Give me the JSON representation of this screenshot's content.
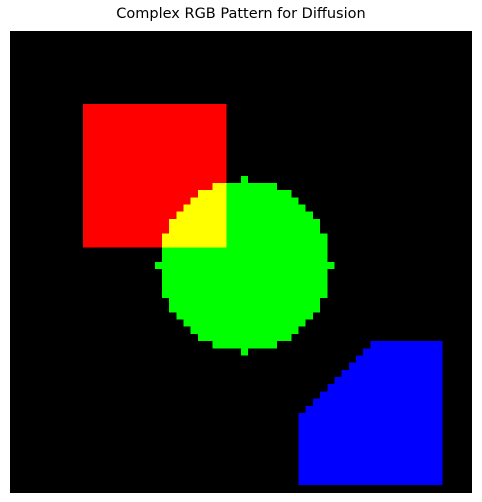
{
  "figure": {
    "title": "Complex RGB Pattern for Diffusion"
  },
  "image": {
    "grid_size": 64,
    "background_color": "#000000",
    "shapes": [
      {
        "name": "red-square",
        "color": "#ff0000"
      },
      {
        "name": "green-circle",
        "color": "#00ff00"
      },
      {
        "name": "yellow-overlap",
        "color": "#ffff00"
      },
      {
        "name": "blue-polygon",
        "color": "#0000ff"
      }
    ]
  }
}
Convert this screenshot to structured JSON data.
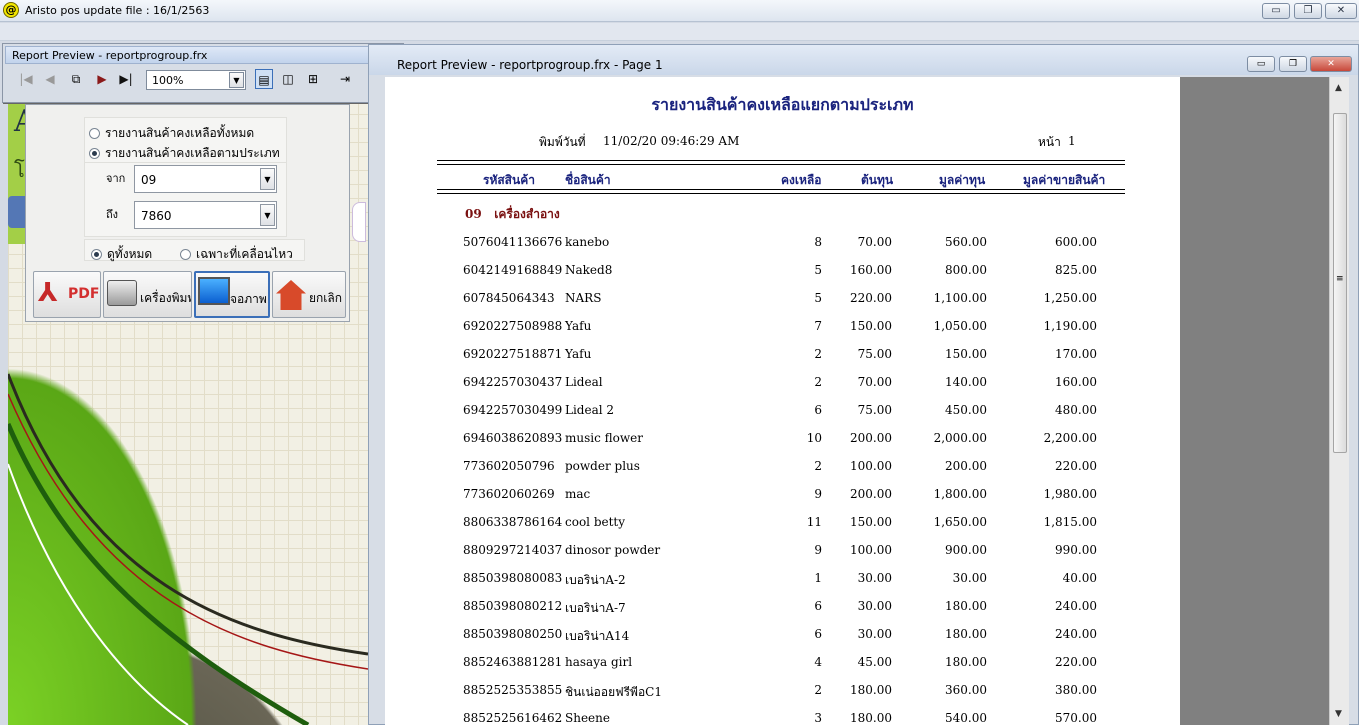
{
  "app": {
    "icon_glyph": "@",
    "title": "Aristo pos  update file : 16/1/2563",
    "controls": {
      "minimize": "▭",
      "restore": "❐",
      "close": "✕"
    }
  },
  "background_window": {
    "glyph_top": "A",
    "glyph_bottom": "โ"
  },
  "report_dialog": {
    "report_options": [
      "รายงานสินค้าคงเหลือทั้งหมด",
      "รายงานสินค้าคงเหลือตามประเภท"
    ],
    "selected_report_index": 1,
    "from_label": "จาก",
    "from_value": "09",
    "to_label": "ถึง",
    "to_value": "7860",
    "view_options": [
      "ดูทั้งหมด",
      "เฉพาะที่เคลื่อนไหว"
    ],
    "selected_view_index": 0,
    "buttons": {
      "pdf": "PDF",
      "printer": "เครื่องพิมพ์",
      "screen": "จอภาพ",
      "cancel": "ยกเลิก"
    }
  },
  "preview_toolbar": {
    "title": "Report Preview - reportprogroup.frx",
    "zoom": "100%",
    "icons": [
      "first-page-icon",
      "prev-page-icon",
      "copy-icon",
      "next-page-icon",
      "last-page-icon",
      "one-page-icon",
      "two-page-icon",
      "four-page-icon",
      "exit-preview-icon",
      "print-icon"
    ]
  },
  "preview_window": {
    "title": "Report Preview - reportprogroup.frx - Page 1"
  },
  "report": {
    "title": "รายงานสินค้าคงเหลือแยกตามประเภท",
    "print_date_label": "พิมพ์วันที่",
    "print_date": "11/02/20 09:46:29 AM",
    "page_label": "หน้า",
    "page_number": "1",
    "columns": {
      "code": "รหัสสินค้า",
      "name": "ชื่อสินค้า",
      "qty": "คงเหลือ",
      "cost": "ต้นทุน",
      "cost_value": "มูลค่าทุน",
      "sale_value": "มูลค่าขายสินค้า"
    },
    "group_code": "09",
    "group_name": "เครื่องสำอาง",
    "rows": [
      [
        "5076041136676",
        "kanebo",
        "8",
        "70.00",
        "560.00",
        "600.00"
      ],
      [
        "6042149168849",
        "Naked8",
        "5",
        "160.00",
        "800.00",
        "825.00"
      ],
      [
        "607845064343",
        "NARS",
        "5",
        "220.00",
        "1,100.00",
        "1,250.00"
      ],
      [
        "6920227508988",
        "Yafu",
        "7",
        "150.00",
        "1,050.00",
        "1,190.00"
      ],
      [
        "6920227518871",
        "Yafu",
        "2",
        "75.00",
        "150.00",
        "170.00"
      ],
      [
        "6942257030437",
        "Lideal",
        "2",
        "70.00",
        "140.00",
        "160.00"
      ],
      [
        "6942257030499",
        "Lideal 2",
        "6",
        "75.00",
        "450.00",
        "480.00"
      ],
      [
        "6946038620893",
        "music flower",
        "10",
        "200.00",
        "2,000.00",
        "2,200.00"
      ],
      [
        "773602050796",
        "powder plus",
        "2",
        "100.00",
        "200.00",
        "220.00"
      ],
      [
        "773602060269",
        "mac",
        "9",
        "200.00",
        "1,800.00",
        "1,980.00"
      ],
      [
        "8806338786164",
        "cool betty",
        "11",
        "150.00",
        "1,650.00",
        "1,815.00"
      ],
      [
        "8809297214037",
        "dinosor powder",
        "9",
        "100.00",
        "900.00",
        "990.00"
      ],
      [
        "8850398080083",
        "เบอริน่าA-2",
        "1",
        "30.00",
        "30.00",
        "40.00"
      ],
      [
        "8850398080212",
        "เบอริน่าA-7",
        "6",
        "30.00",
        "180.00",
        "240.00"
      ],
      [
        "8850398080250",
        "เบอริน่าA14",
        "6",
        "30.00",
        "180.00",
        "240.00"
      ],
      [
        "8852463881281",
        "hasaya girl",
        "4",
        "45.00",
        "180.00",
        "220.00"
      ],
      [
        "8852525353855",
        "ชินเน่ออยฟรีพีอC1",
        "2",
        "180.00",
        "360.00",
        "380.00"
      ],
      [
        "8852525616462",
        "Sheene",
        "3",
        "180.00",
        "540.00",
        "570.00"
      ]
    ]
  },
  "scrollbar": {
    "up": "▲",
    "grip": "≡",
    "down": "▼"
  }
}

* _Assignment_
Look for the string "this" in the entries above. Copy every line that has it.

* _Answer space_
Give me the JSON representation of this screenshot's content.
Convert this screenshot to structured JSON data.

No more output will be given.